He shook off the feeling of inferiority and, looking around; he chose one of the four-five doors that could perhaps take him to the Minister. He unhesitatingly began to go through it.
A strong ruffian steeped in his way and asked roughly, “What do you want?”
“I want to meet the Minister”
“All these people are also here to meet the Minister,” the man replied gruffly.
“No. But I know the Minister very well,” Ganeshrao told him with a certain pride.
The man looked at Ganeshrao from head to foot with contempt and said, “Everyone who comes here claims the same thing. Go to that counter. Write your name, address and purpose of visit on a slip of paper and leave the slip there. When your name is called, only then can you go in.”
“Look! If you really know the Minister that well, you will be called soon,” the ruffian tried to explain him as he would to a naïve child.

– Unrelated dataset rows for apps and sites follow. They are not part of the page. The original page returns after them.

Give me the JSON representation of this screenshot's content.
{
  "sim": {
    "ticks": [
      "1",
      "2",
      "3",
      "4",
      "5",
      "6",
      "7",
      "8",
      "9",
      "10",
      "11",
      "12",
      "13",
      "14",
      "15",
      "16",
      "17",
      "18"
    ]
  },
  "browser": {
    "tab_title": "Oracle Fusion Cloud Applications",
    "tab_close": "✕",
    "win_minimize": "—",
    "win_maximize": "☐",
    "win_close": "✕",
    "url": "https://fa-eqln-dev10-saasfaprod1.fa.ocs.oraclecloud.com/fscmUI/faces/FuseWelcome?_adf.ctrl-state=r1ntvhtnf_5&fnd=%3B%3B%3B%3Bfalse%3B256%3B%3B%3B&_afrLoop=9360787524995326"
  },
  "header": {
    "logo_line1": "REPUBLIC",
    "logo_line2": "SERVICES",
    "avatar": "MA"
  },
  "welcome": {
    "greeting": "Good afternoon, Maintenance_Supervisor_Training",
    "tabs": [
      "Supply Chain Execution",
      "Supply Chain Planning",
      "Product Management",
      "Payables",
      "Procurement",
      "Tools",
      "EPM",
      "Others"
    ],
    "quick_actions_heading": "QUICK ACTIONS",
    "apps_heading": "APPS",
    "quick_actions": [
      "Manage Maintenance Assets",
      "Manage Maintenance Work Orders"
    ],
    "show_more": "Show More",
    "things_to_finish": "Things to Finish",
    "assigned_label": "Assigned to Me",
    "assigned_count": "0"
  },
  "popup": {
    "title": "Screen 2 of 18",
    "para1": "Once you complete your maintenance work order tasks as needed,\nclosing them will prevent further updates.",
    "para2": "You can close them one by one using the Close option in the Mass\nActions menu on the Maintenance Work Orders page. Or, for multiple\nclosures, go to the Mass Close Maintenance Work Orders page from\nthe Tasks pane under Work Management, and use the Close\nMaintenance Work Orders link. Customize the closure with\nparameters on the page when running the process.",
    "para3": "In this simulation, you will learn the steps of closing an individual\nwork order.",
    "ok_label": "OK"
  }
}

Even then Ganeshrao did not feel like moving away. Another man, who was sitting nearby and had overheard this exchange, calmly explained the procedure of going in. Ganeshrao’s face reflected the insult which he was facing just then. Trying to ignore the insult and avoiding Vinya’s eyes, he meekly went to the counter. There, too, was a long queue. He joined the queue. Ganeshrao sensed that Vinya was purposefully trying to catch his eyes.
Is this your ‘close’ acquaintance? He seemed to ask.
Instead of facing this insult it would have been better had he not known the Minister. At least he would not have been so insulted.
Perhaps this was what Vinya wanted to tell him, Ganeshrao thought, looking at him from the corner of his eyes.
When his turn came in the queue at the counter, Ganeshrao handed the slip on which he had written his name, address and purpose of visit. Then, turning back, he tried to spot a vacant chair in the lounge. There was none. He looked all over. He also walked around the lounge. He couldn’t find a single unoccupied chair. Vinya was standing at the door giving his father an angry stare. At last Ganeshrao began to avoid his son’s angry and annoyed stare.
“Ganeshrao, Sir,” suddenly a voice sounded from behind.
Ganeshrao turned in surprise.
Good, at least there was someone here who recognised him.
He felt relieved. Before turning back, he threw a glance at his son. There was no change in the expression on his son’s face. When he turned he saw that a villager, calling him, had got up from his chair. He could not place him. Perhaps the villager had recognised him. In the course of job one comes across thousands of persons. It is impossible to remember each and every one of them. Moreover, with his advancing age his memory also had not remained sharp as before.
He smiled at the villager.
“Come, Sir…have this seat,” the villager offered him his chair.
Happily he walked to the villager. He was truly touched. Patting the villager affectionately on his back, he said, “Oh,.let it be. Remain seated. I’ll go and wait outside.”
“No, Sir. How can that be? You, remaining standing and I sitting in this chair? Please, Sir, take the chair,” he offered politely.
“It did not seem proper to make the villager get up from his seat. He could not however, refuse his repeated pleadings. Finally, gratefully accepting his repeated pleadings he took the chair. After occupying it he looked at the door. He could not see his son there. Perhaps he must have gone out, to stand in the cool breeze.
“I’ll be outside, Sir,” the villager said and he, too, went out of the lounge.
He walked away so quickly that Ganeshrao did not even have an opportunity to thank him.
(to be contd.)
Original Novel by Sunil Doiphode
English Version by Anil Ekbote